ACTIVITY:
Collect every line of the records below that contains the word "this".

RECORDS FOR PROCESSING:
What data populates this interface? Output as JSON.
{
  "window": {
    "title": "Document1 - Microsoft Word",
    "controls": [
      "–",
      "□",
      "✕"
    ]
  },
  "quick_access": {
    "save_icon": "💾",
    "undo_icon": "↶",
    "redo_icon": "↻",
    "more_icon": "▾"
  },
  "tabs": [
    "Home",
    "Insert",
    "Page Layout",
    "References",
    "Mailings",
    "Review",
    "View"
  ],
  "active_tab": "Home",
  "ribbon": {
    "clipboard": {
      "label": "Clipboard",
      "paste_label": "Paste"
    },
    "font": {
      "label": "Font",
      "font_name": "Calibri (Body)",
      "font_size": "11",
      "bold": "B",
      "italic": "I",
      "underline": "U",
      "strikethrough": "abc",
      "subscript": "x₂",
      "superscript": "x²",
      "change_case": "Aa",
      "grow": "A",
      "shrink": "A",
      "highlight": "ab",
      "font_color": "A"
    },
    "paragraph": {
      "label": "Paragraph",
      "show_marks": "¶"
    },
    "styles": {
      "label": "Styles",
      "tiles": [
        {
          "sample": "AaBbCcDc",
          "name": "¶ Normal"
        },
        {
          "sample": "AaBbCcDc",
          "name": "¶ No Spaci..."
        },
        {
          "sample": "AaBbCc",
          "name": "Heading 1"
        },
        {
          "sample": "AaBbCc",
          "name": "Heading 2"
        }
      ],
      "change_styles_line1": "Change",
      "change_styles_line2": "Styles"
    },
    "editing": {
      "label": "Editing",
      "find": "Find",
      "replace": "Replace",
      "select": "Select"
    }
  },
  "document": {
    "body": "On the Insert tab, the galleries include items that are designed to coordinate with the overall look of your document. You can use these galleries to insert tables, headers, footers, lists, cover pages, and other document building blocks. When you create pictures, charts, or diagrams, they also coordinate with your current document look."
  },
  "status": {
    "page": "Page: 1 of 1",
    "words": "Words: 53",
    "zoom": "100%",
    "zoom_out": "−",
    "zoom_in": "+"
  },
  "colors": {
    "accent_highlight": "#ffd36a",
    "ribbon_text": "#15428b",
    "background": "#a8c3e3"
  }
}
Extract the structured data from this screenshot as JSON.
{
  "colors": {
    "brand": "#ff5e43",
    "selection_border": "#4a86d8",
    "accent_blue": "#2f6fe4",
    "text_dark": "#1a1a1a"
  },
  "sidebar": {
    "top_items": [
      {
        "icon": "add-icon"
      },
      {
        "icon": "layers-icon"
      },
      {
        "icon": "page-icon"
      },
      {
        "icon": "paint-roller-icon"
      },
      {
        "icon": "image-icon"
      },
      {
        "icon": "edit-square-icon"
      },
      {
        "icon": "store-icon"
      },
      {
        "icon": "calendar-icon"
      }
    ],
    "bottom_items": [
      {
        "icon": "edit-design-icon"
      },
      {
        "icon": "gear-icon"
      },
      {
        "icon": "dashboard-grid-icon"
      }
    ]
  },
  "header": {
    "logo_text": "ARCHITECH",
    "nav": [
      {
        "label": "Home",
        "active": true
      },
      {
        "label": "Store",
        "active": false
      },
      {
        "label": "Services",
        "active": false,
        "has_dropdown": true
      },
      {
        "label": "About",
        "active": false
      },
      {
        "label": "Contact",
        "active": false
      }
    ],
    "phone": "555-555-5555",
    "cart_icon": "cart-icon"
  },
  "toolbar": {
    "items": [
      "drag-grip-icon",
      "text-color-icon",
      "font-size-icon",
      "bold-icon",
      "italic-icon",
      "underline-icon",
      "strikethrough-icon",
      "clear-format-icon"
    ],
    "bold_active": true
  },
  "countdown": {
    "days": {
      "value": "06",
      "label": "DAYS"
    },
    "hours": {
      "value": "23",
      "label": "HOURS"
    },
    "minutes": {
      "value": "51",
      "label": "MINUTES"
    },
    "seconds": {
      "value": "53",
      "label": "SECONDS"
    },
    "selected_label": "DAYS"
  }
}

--

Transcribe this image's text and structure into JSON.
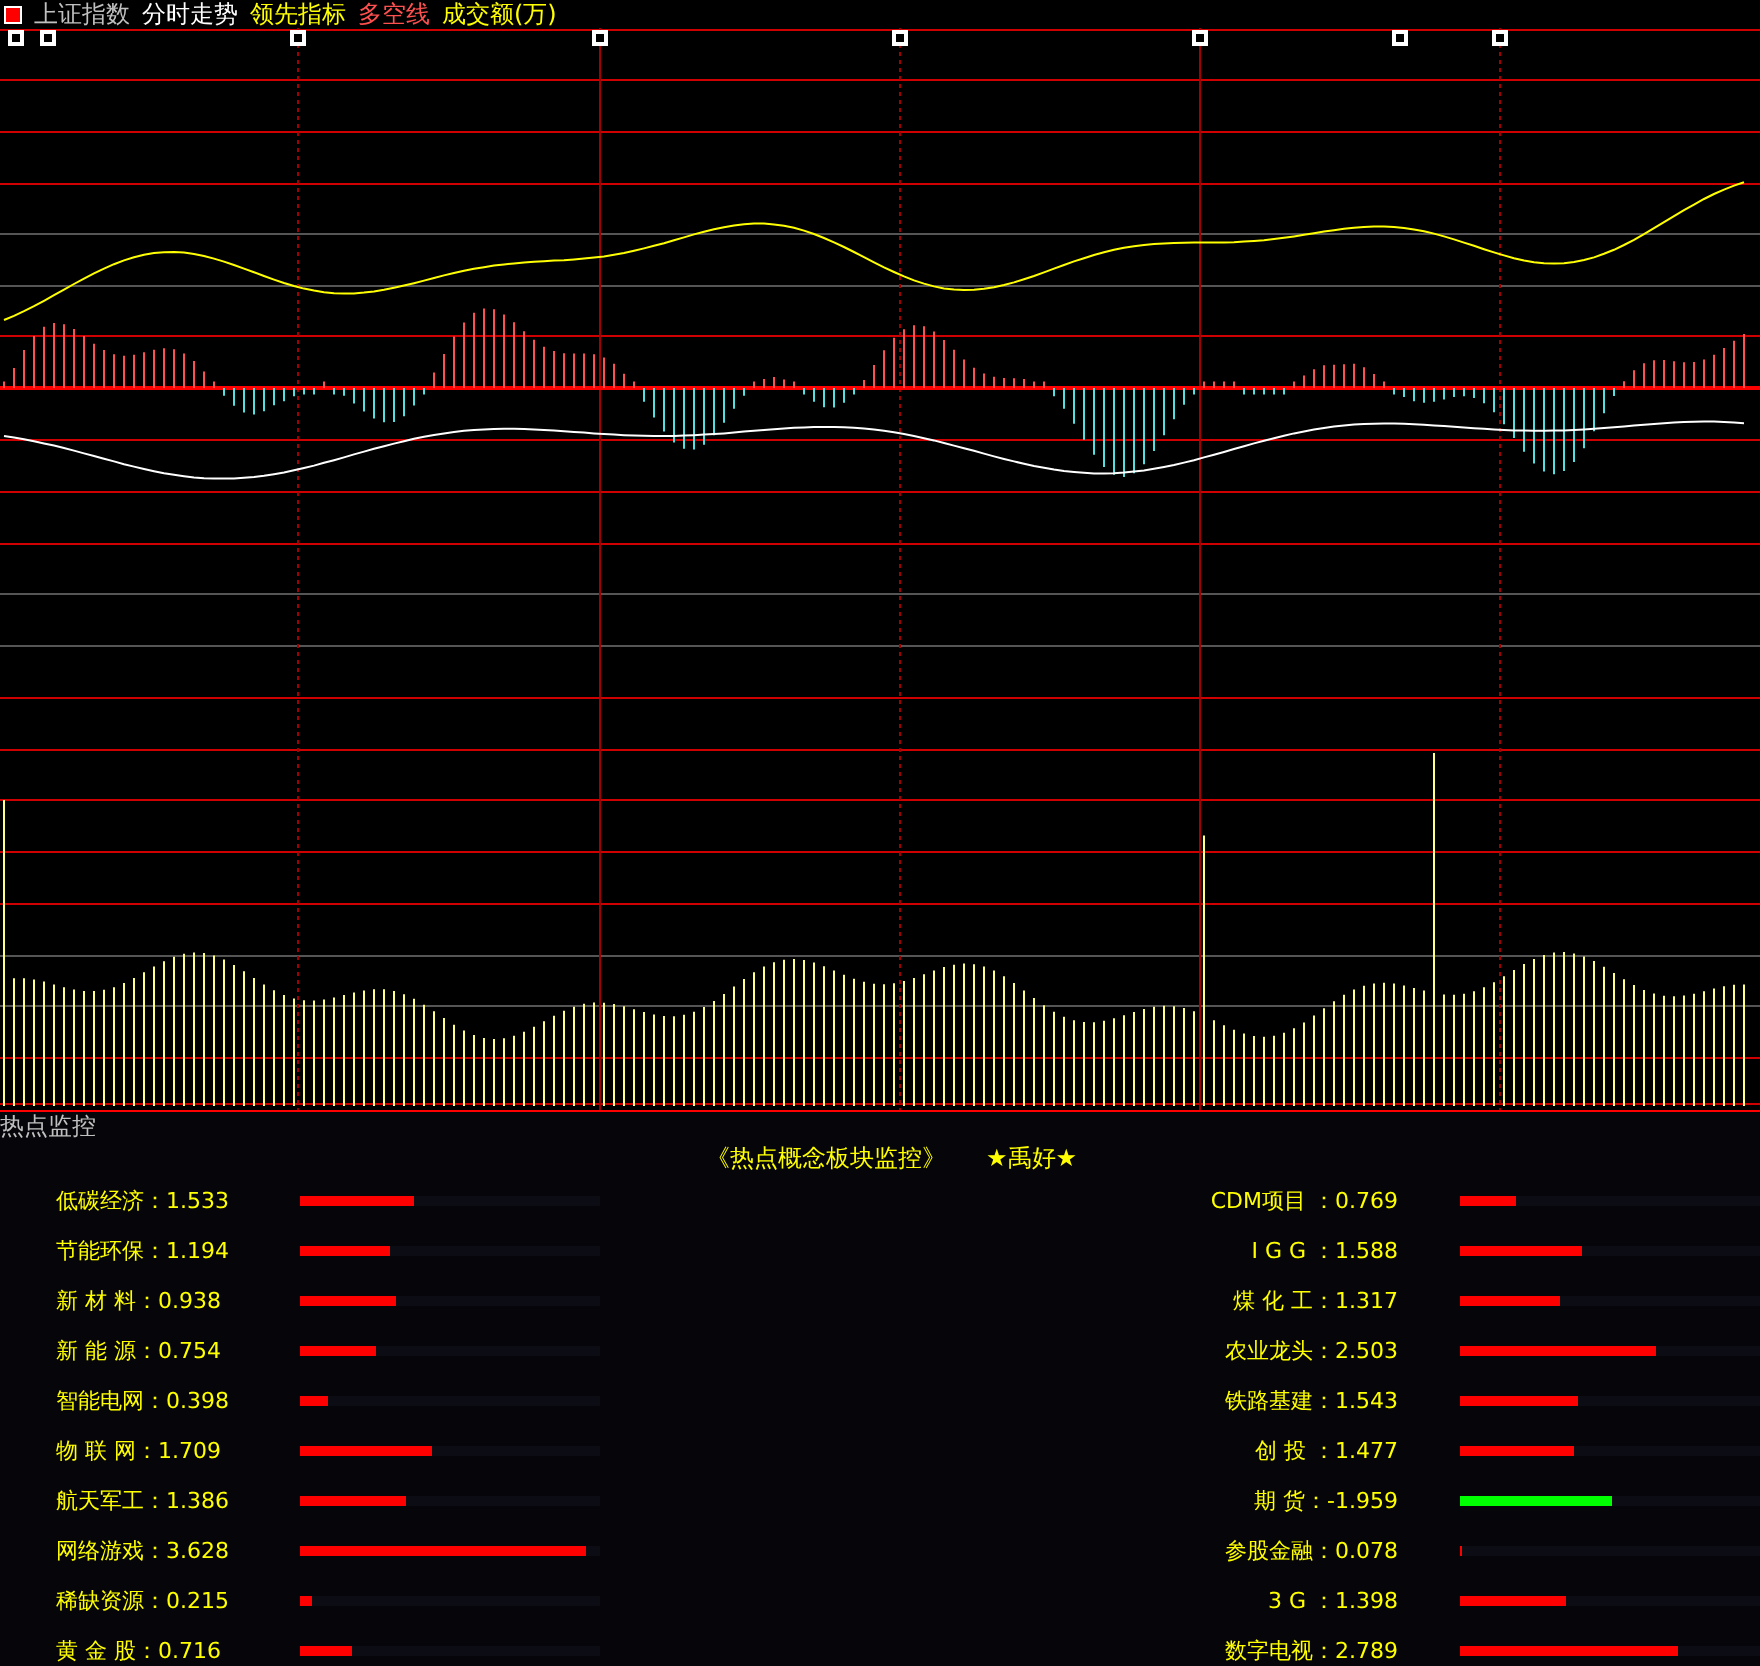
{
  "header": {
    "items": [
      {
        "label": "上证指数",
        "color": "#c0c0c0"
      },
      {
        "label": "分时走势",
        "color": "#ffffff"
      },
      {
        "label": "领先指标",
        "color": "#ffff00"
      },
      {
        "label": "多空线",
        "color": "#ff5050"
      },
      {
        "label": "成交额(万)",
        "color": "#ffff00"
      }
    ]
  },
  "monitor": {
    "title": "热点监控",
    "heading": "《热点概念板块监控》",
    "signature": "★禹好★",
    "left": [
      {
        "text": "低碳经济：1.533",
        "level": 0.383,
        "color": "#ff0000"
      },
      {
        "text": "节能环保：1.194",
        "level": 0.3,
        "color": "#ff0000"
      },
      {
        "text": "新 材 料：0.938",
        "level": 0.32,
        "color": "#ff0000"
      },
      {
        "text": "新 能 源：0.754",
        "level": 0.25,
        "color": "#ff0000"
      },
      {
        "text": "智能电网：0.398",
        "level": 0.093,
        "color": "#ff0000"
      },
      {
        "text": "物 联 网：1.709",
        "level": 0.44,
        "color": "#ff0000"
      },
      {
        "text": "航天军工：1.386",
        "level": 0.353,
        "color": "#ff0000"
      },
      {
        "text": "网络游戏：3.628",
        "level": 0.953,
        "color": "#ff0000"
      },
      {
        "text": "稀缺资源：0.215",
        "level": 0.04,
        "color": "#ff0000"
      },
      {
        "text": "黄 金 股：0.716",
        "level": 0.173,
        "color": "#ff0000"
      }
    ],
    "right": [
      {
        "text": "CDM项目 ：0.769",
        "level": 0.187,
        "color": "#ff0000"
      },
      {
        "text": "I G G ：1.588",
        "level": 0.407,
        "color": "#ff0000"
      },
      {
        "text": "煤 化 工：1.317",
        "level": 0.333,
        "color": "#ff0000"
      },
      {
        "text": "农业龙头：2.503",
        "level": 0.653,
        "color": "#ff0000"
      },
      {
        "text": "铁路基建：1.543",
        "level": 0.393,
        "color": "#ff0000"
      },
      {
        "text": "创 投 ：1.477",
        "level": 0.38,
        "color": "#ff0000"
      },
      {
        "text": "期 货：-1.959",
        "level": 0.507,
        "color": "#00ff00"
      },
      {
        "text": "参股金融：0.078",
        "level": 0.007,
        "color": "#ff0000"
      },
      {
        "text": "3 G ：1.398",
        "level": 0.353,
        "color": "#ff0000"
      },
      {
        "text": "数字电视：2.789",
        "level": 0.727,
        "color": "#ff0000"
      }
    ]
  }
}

EXERCISE OUTPUT:
What data populates this interface? Output as JSON.
Extract the structured data from this screenshot as JSON.
Transcribe this image's text and structure into JSON.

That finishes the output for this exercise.